» **Exercise objective**
Present each line of the entries below that holds the word "title".

» **Record set**

_ _ _ _ _ _ _

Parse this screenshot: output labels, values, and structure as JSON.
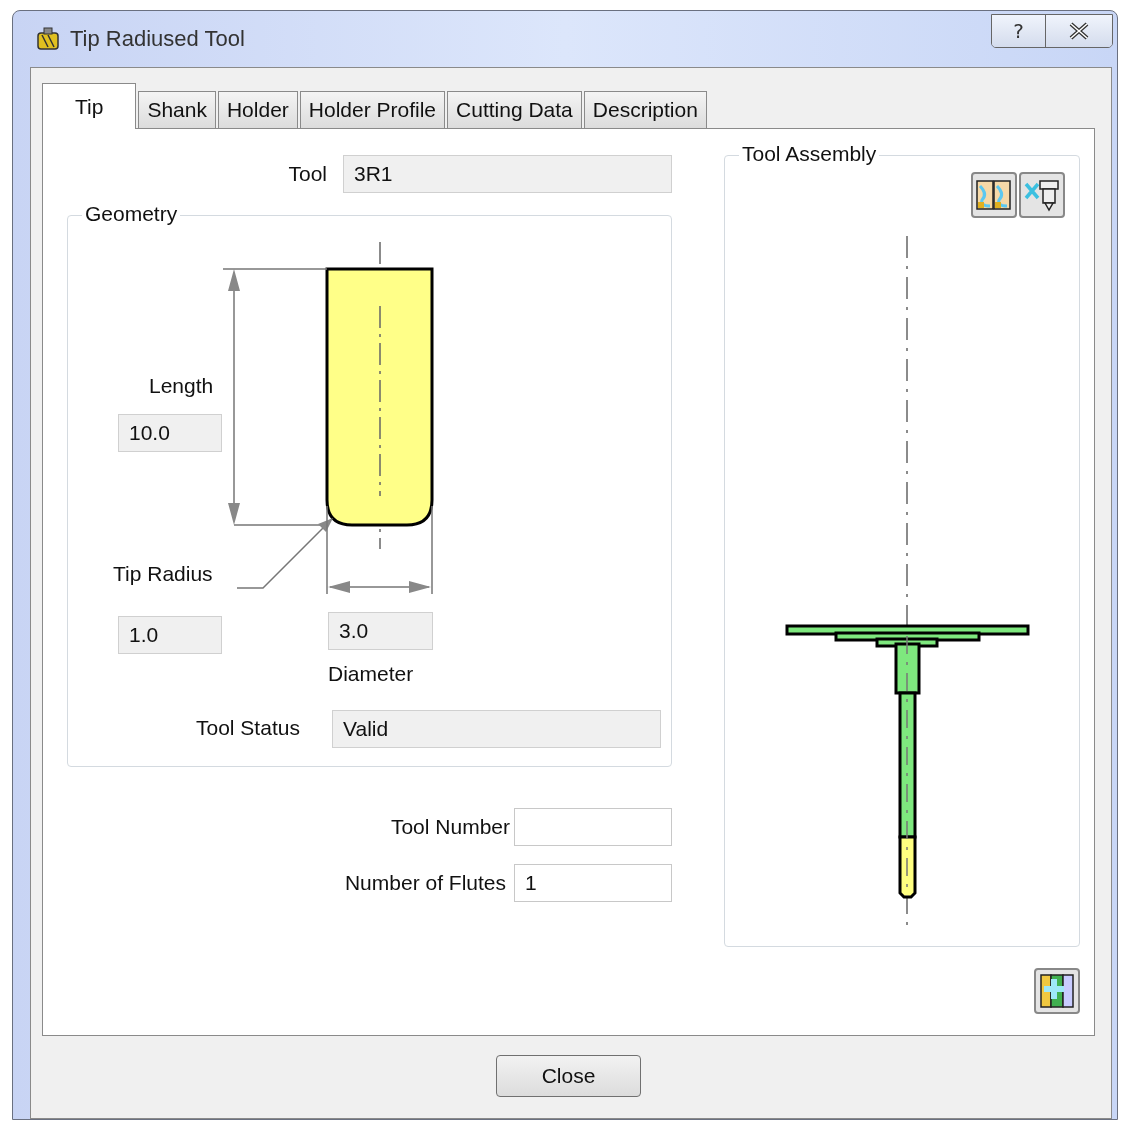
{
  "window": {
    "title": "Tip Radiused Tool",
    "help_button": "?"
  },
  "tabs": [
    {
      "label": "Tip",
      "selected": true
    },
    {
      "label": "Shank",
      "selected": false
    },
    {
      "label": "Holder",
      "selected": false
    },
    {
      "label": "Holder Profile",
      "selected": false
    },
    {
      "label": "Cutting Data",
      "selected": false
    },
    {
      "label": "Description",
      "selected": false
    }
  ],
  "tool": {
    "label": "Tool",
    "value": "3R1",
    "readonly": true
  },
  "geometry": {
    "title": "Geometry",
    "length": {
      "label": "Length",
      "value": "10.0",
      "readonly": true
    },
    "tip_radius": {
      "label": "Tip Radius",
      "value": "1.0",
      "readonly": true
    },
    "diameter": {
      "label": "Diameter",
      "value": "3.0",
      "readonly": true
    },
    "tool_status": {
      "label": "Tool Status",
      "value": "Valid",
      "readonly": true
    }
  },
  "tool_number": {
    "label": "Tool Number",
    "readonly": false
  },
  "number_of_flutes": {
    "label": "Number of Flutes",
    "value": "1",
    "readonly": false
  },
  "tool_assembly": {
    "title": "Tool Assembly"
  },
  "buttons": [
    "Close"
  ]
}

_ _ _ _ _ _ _

» **Finished task**
    "title": "Tip Radiused Tool",
    "title": "Geometry",
    "title": "Tool Assembly"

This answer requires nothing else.